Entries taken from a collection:
────────────────────────────────────────

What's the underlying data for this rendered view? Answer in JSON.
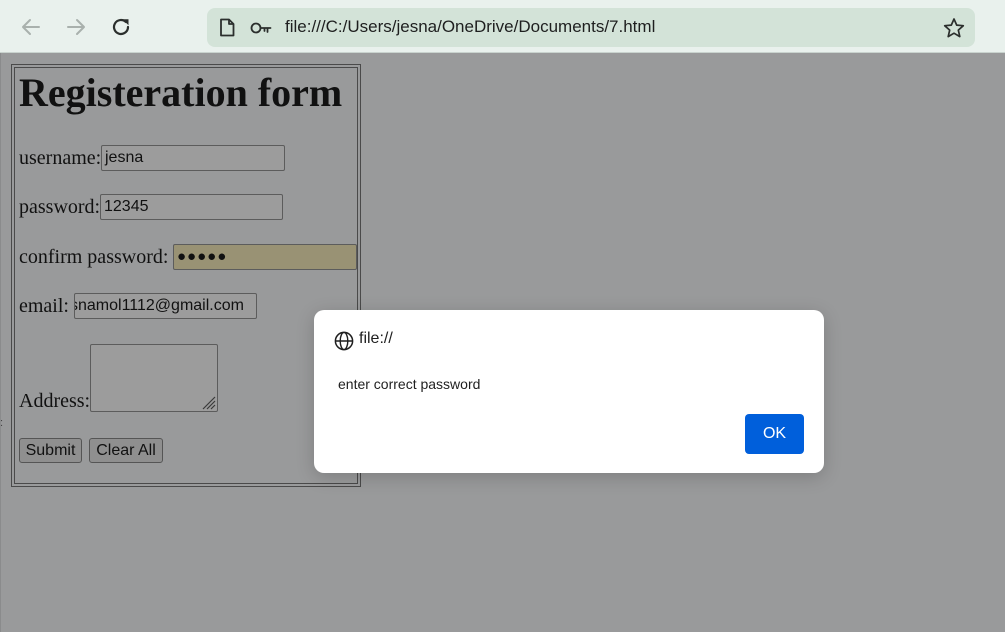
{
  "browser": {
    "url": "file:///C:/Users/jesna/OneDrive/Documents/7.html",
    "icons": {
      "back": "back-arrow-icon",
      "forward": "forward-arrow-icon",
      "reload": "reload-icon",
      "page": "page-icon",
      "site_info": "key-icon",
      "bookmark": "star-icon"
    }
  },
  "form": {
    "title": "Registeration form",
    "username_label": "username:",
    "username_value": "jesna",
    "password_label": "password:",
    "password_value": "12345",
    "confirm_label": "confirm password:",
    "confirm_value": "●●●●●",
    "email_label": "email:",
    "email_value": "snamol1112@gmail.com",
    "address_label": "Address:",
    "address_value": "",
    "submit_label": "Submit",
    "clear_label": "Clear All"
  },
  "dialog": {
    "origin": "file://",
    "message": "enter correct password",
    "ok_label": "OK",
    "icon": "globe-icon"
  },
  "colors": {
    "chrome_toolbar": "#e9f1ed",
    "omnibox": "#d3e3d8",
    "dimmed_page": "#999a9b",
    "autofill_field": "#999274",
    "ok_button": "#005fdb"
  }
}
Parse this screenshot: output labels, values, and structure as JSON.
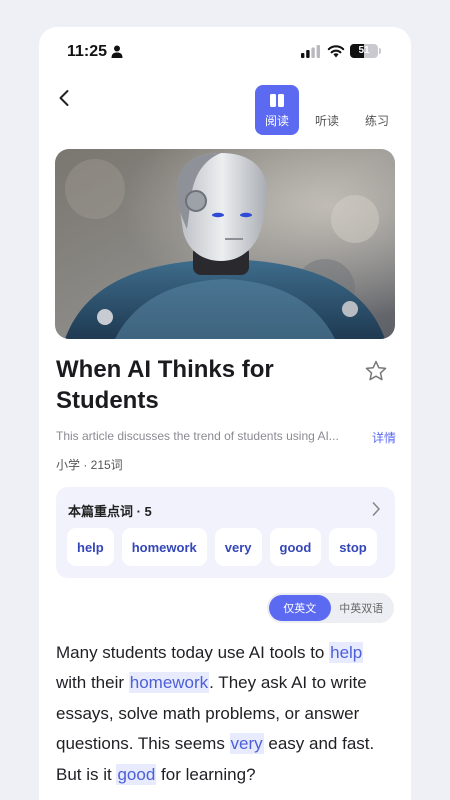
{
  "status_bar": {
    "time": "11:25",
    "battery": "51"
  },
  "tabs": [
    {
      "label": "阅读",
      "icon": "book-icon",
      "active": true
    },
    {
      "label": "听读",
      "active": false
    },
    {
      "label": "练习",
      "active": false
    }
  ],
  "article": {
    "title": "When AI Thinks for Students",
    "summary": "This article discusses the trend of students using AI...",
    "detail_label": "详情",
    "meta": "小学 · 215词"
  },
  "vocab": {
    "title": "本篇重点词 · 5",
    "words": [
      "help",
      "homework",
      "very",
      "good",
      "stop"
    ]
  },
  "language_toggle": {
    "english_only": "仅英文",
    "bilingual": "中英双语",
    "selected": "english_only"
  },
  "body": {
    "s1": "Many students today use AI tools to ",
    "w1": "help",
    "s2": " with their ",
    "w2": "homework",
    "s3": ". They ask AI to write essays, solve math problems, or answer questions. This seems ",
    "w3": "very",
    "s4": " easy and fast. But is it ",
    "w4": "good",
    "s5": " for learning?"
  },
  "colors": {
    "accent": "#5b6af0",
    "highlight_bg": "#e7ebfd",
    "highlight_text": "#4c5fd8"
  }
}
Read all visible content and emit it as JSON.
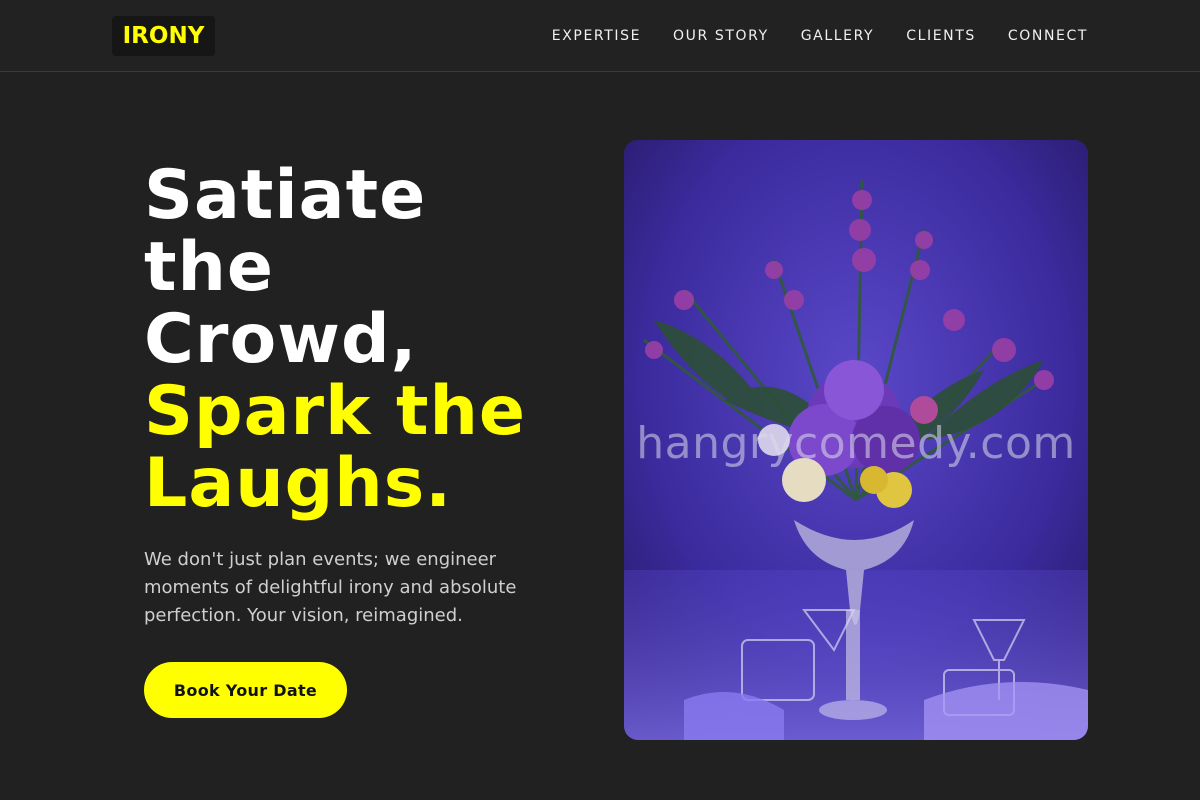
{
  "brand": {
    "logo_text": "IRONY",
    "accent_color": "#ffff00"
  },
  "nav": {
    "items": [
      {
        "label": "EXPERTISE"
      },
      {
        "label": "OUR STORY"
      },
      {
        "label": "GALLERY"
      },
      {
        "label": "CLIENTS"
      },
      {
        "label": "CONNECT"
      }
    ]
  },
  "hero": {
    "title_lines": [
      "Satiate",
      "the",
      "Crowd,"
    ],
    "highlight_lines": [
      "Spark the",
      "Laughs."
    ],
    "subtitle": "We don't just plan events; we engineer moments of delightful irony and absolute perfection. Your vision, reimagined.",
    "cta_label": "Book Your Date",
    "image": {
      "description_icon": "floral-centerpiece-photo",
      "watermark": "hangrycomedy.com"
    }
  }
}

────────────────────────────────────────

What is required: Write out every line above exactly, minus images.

Written solution:
What's the underlying data for this rendered view? Answer in JSON.
{
  "browser": {
    "url": "file:///C:/Users/jesna/OneDrive/Documents/7.html",
    "icons": {
      "back": "back-arrow-icon",
      "forward": "forward-arrow-icon",
      "reload": "reload-icon",
      "page": "page-icon",
      "site_info": "key-icon",
      "bookmark": "star-icon"
    }
  },
  "form": {
    "title": "Registeration form",
    "username_label": "username:",
    "username_value": "jesna",
    "password_label": "password:",
    "password_value": "12345",
    "confirm_label": "confirm password:",
    "confirm_value": "●●●●●",
    "email_label": "email:",
    "email_value": "snamol1112@gmail.com",
    "address_label": "Address:",
    "address_value": "",
    "submit_label": "Submit",
    "clear_label": "Clear All"
  },
  "dialog": {
    "origin": "file://",
    "message": "enter correct password",
    "ok_label": "OK",
    "icon": "globe-icon"
  },
  "colors": {
    "chrome_toolbar": "#e9f1ed",
    "omnibox": "#d3e3d8",
    "dimmed_page": "#999a9b",
    "autofill_field": "#999274",
    "ok_button": "#005fdb"
  }
}
Parse this screenshot: output labels, values, and structure as JSON.
{
  "status_bar": {
    "time": "11:25",
    "battery": "51"
  },
  "tabs": [
    {
      "label": "阅读",
      "icon": "book-icon",
      "active": true
    },
    {
      "label": "听读",
      "active": false
    },
    {
      "label": "练习",
      "active": false
    }
  ],
  "article": {
    "title": "When AI Thinks for Students",
    "summary": "This article discusses the trend of students using AI...",
    "detail_label": "详情",
    "meta": "小学 · 215词"
  },
  "vocab": {
    "title": "本篇重点词 · 5",
    "words": [
      "help",
      "homework",
      "very",
      "good",
      "stop"
    ]
  },
  "language_toggle": {
    "english_only": "仅英文",
    "bilingual": "中英双语",
    "selected": "english_only"
  },
  "body": {
    "s1": "Many students today use AI tools to ",
    "w1": "help",
    "s2": " with their ",
    "w2": "homework",
    "s3": ". They ask AI to write essays, solve math problems, or answer questions. This seems ",
    "w3": "very",
    "s4": " easy and fast. But is it ",
    "w4": "good",
    "s5": " for learning?"
  },
  "colors": {
    "accent": "#5b6af0",
    "highlight_bg": "#e7ebfd",
    "highlight_text": "#4c5fd8"
  }
}
Read all visible content and emit it as JSON.
{
  "brand": {
    "logo_text": "IRONY",
    "accent_color": "#ffff00"
  },
  "nav": {
    "items": [
      {
        "label": "EXPERTISE"
      },
      {
        "label": "OUR STORY"
      },
      {
        "label": "GALLERY"
      },
      {
        "label": "CLIENTS"
      },
      {
        "label": "CONNECT"
      }
    ]
  },
  "hero": {
    "title_lines": [
      "Satiate",
      "the",
      "Crowd,"
    ],
    "highlight_lines": [
      "Spark the",
      "Laughs."
    ],
    "subtitle": "We don't just plan events; we engineer moments of delightful irony and absolute perfection. Your vision, reimagined.",
    "cta_label": "Book Your Date",
    "image": {
      "description_icon": "floral-centerpiece-photo",
      "watermark": "hangrycomedy.com"
    }
  }
}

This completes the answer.